Throughout the book Jared documents how he plummeted from a massive 425 pounds down to less than 200 in a short amount of time by switching to a steady diet of Subway sandwiches, all while not exercising. Those looking to duplicate Jared’s success should be aware that prior to starting his sandwich diet he was consuming more than 10,000 calories a day (more than enough for five adult men). At that point, Jared probably could have lost weight by simply eating a single large pizza at every meal. Several times throughout the book Jared points out that “Jared, the Subway Guy” is not intended as a diet book, but rather his own story. I agree. Anyone who weighs 425 should talk to a doctor before drastically changing his or her food intake and exercise routine.

The book’s subtitle is “Winning Through Losing: 13 Steps for Turning Your Life Around.” At the end of each chapter, Jared offers inspirational advice that can be applied toward any goal or overcoming any obstacle, whether it’s weight loss or any other type of addiction. His advice is honest but sometimes oversimplified (ie: “eat less”). Overall I had very few complaints about the book. My wife had hoped for more information about Jared’s life as a celebrity (the book ends around the time his first commercial aired), and I had hoped for at least one before and after photo. Regardless, the book delivers what it promises — an inspirational story with advice on how you too can get started down the right path of achieving your goals.

The point Jared makes throughout the book is that there is no magic pill for weight loss. Jared’s story was never really about the sandwiches; it’s about hitting rock bottom, finding your inner strength, and knowing that you have the power to change your own destiny.

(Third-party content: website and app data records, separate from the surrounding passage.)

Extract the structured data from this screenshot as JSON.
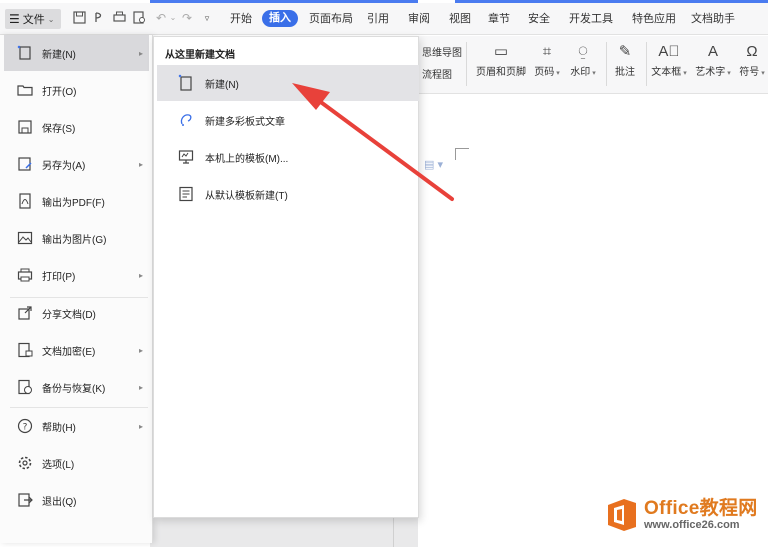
{
  "topbar": {
    "file_label": "文件",
    "tabs": [
      {
        "label": "开始"
      },
      {
        "label": "插入",
        "active": true
      },
      {
        "label": "页面布局"
      },
      {
        "label": "引用"
      },
      {
        "label": "审阅"
      },
      {
        "label": "视图"
      },
      {
        "label": "章节"
      },
      {
        "label": "安全"
      },
      {
        "label": "开发工具"
      },
      {
        "label": "特色应用"
      },
      {
        "label": "文档助手"
      }
    ]
  },
  "ribbon": {
    "mindmap": "思维导图",
    "flowchart": "流程图",
    "header_footer": "页眉和页脚",
    "page_number": "页码",
    "watermark": "水印",
    "comment": "批注",
    "textbox": "文本框",
    "wordart": "艺术字",
    "symbol": "符号"
  },
  "file_menu": {
    "items": [
      {
        "label": "新建(N)",
        "icon": "new-doc-icon"
      },
      {
        "label": "打开(O)",
        "icon": "folder-icon"
      },
      {
        "label": "保存(S)",
        "icon": "save-icon"
      },
      {
        "label": "另存为(A)",
        "icon": "save-as-icon"
      },
      {
        "label": "输出为PDF(F)",
        "icon": "pdf-icon"
      },
      {
        "label": "输出为图片(G)",
        "icon": "image-icon"
      },
      {
        "label": "打印(P)",
        "icon": "print-icon"
      },
      {
        "label": "分享文档(D)",
        "icon": "share-icon"
      },
      {
        "label": "文档加密(E)",
        "icon": "encrypt-icon"
      },
      {
        "label": "备份与恢复(K)",
        "icon": "backup-icon"
      },
      {
        "label": "帮助(H)",
        "icon": "help-icon"
      },
      {
        "label": "选项(L)",
        "icon": "gear-icon"
      },
      {
        "label": "退出(Q)",
        "icon": "exit-icon"
      }
    ]
  },
  "submenu": {
    "title": "从这里新建文档",
    "items": [
      {
        "label": "新建(N)",
        "icon": "new-blank-icon"
      },
      {
        "label": "新建多彩板式文章",
        "icon": "colorful-article-icon"
      },
      {
        "label": "本机上的模板(M)...",
        "icon": "local-template-icon"
      },
      {
        "label": "从默认模板新建(T)",
        "icon": "default-template-icon"
      }
    ]
  },
  "watermark": {
    "brand": "Office教程网",
    "url": "www.office26.com"
  },
  "colors": {
    "accent": "#3a6fe8",
    "arrow": "#e8413a",
    "brand_orange": "#e07a1f"
  }
}
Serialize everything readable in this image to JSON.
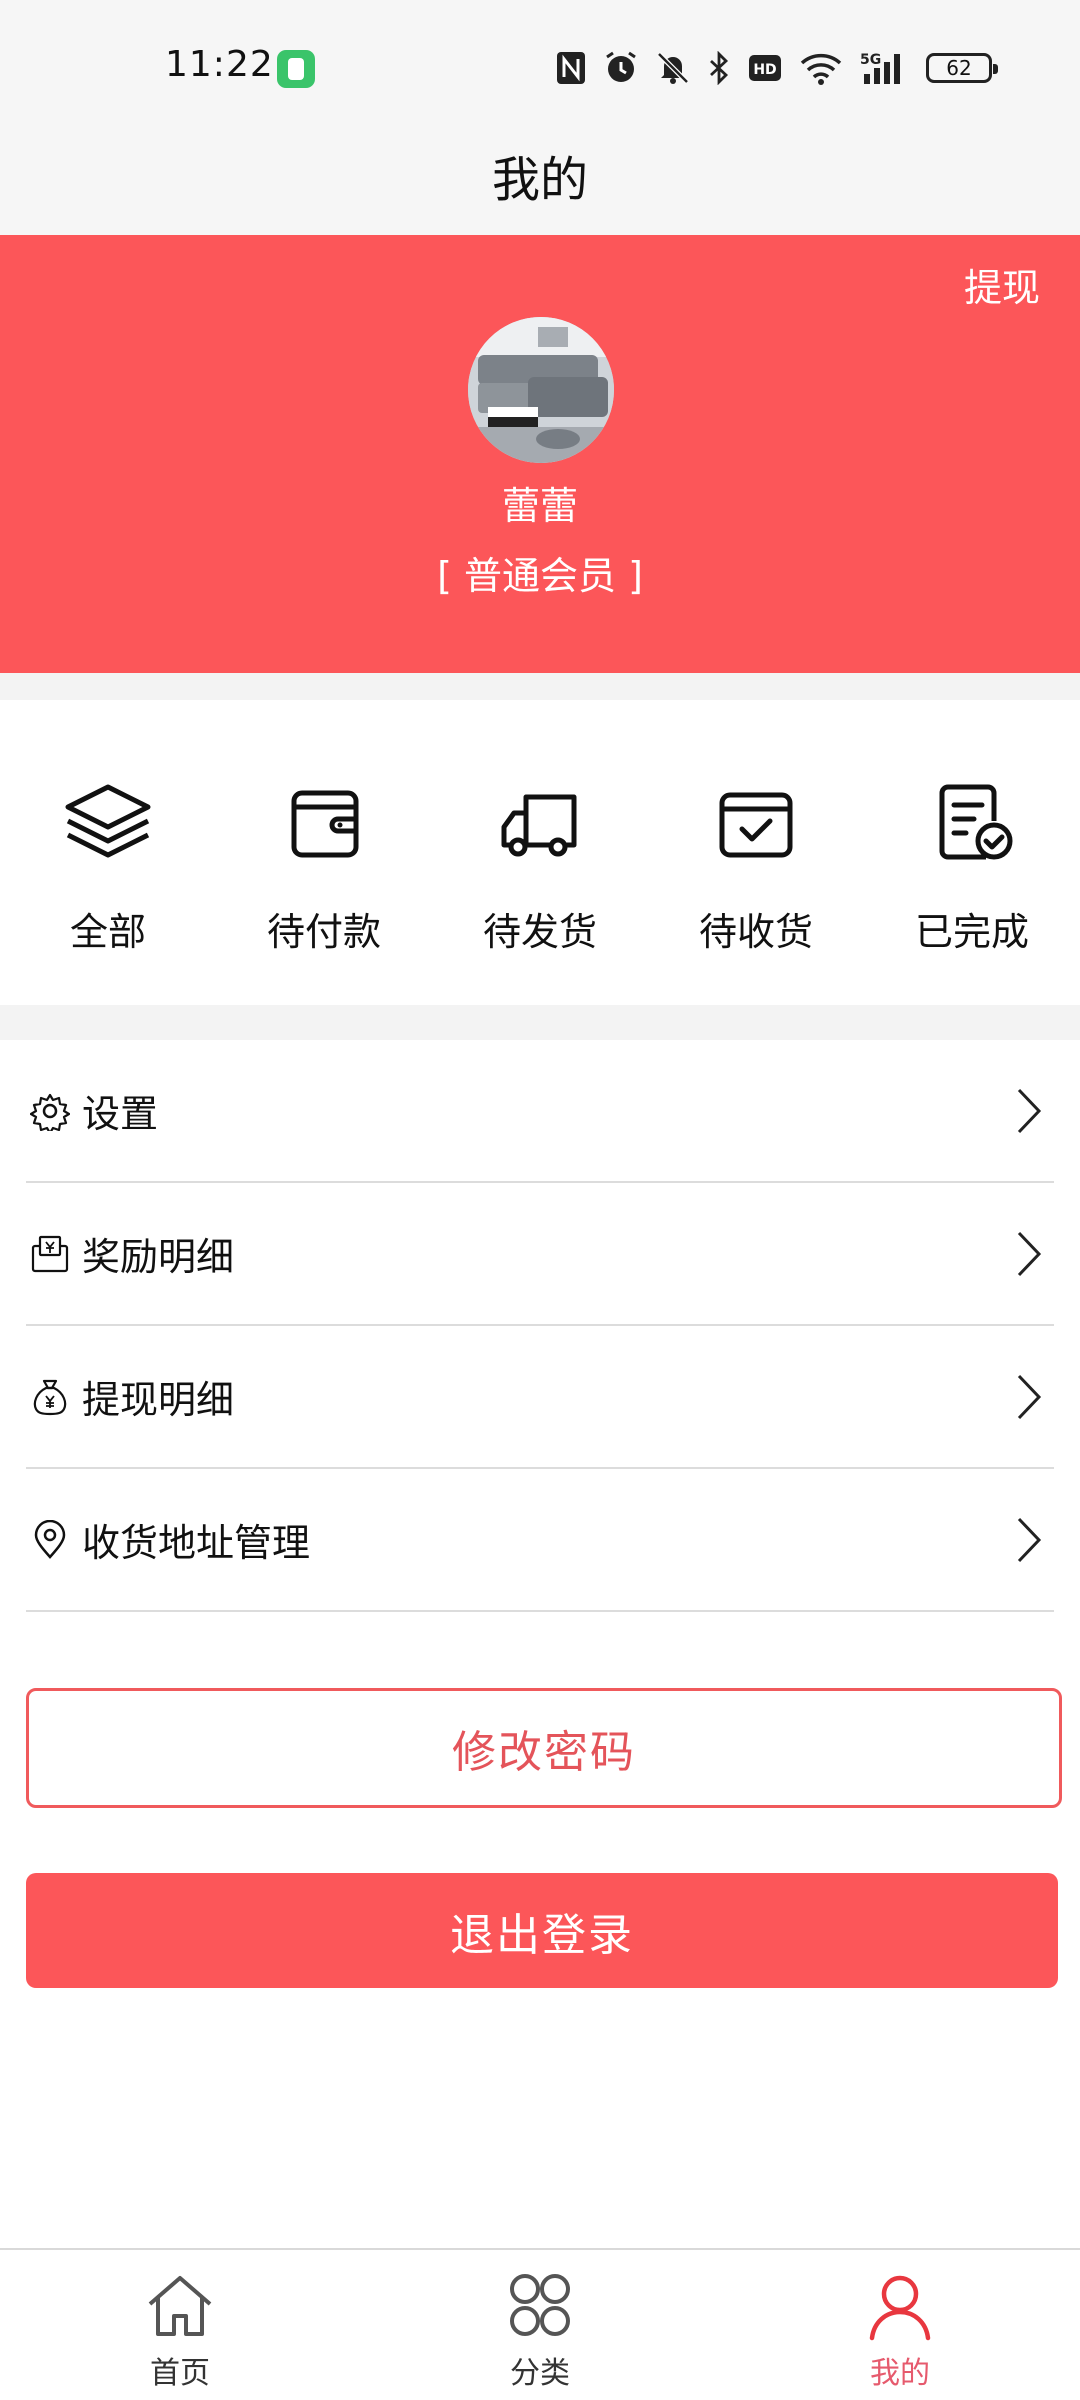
{
  "status_bar": {
    "time": "11:22",
    "icons": [
      "nfc-icon",
      "alarm-icon",
      "mute-icon",
      "bluetooth-icon",
      "hd-icon",
      "wifi-icon",
      "signal-5g-icon",
      "battery-icon"
    ],
    "signal_label": "5G",
    "hd_label": "HD",
    "battery": "62"
  },
  "header": {
    "title": "我的"
  },
  "profile": {
    "withdraw_label": "提现",
    "username": "蕾蕾",
    "member_level": "[ 普通会员 ]"
  },
  "orders": [
    {
      "label": "全部",
      "icon": "layers-icon"
    },
    {
      "label": "待付款",
      "icon": "wallet-icon"
    },
    {
      "label": "待发货",
      "icon": "truck-icon"
    },
    {
      "label": "待收货",
      "icon": "box-check-icon"
    },
    {
      "label": "已完成",
      "icon": "document-check-icon"
    }
  ],
  "menu": [
    {
      "label": "设置",
      "icon": "gear-icon"
    },
    {
      "label": "奖励明细",
      "icon": "reward-envelope-icon"
    },
    {
      "label": "提现明细",
      "icon": "money-bag-icon"
    },
    {
      "label": "收货地址管理",
      "icon": "location-pin-icon"
    }
  ],
  "buttons": {
    "change_password": "修改密码",
    "logout": "退出登录"
  },
  "bottom_nav": [
    {
      "label": "首页",
      "icon": "home-icon",
      "active": false
    },
    {
      "label": "分类",
      "icon": "category-icon",
      "active": false
    },
    {
      "label": "我的",
      "icon": "user-icon",
      "active": true
    }
  ],
  "colors": {
    "accent": "#fc5659",
    "nav_active": "#e65a6d",
    "divider": "#dcdcdc"
  }
}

And that knowledge is tastier than any six-inch Subway Veggie Delight.

About the author

You can visit Rob at his blog,  www.robohara.com

Comments on this entry are closed.

  • Shane Van Oosterhout February 8, 2012, 8:04 am

    Think about it: the book ends strategically. The Subway Guy 2 is surely in the works. This guy knows a thing or two about marketing.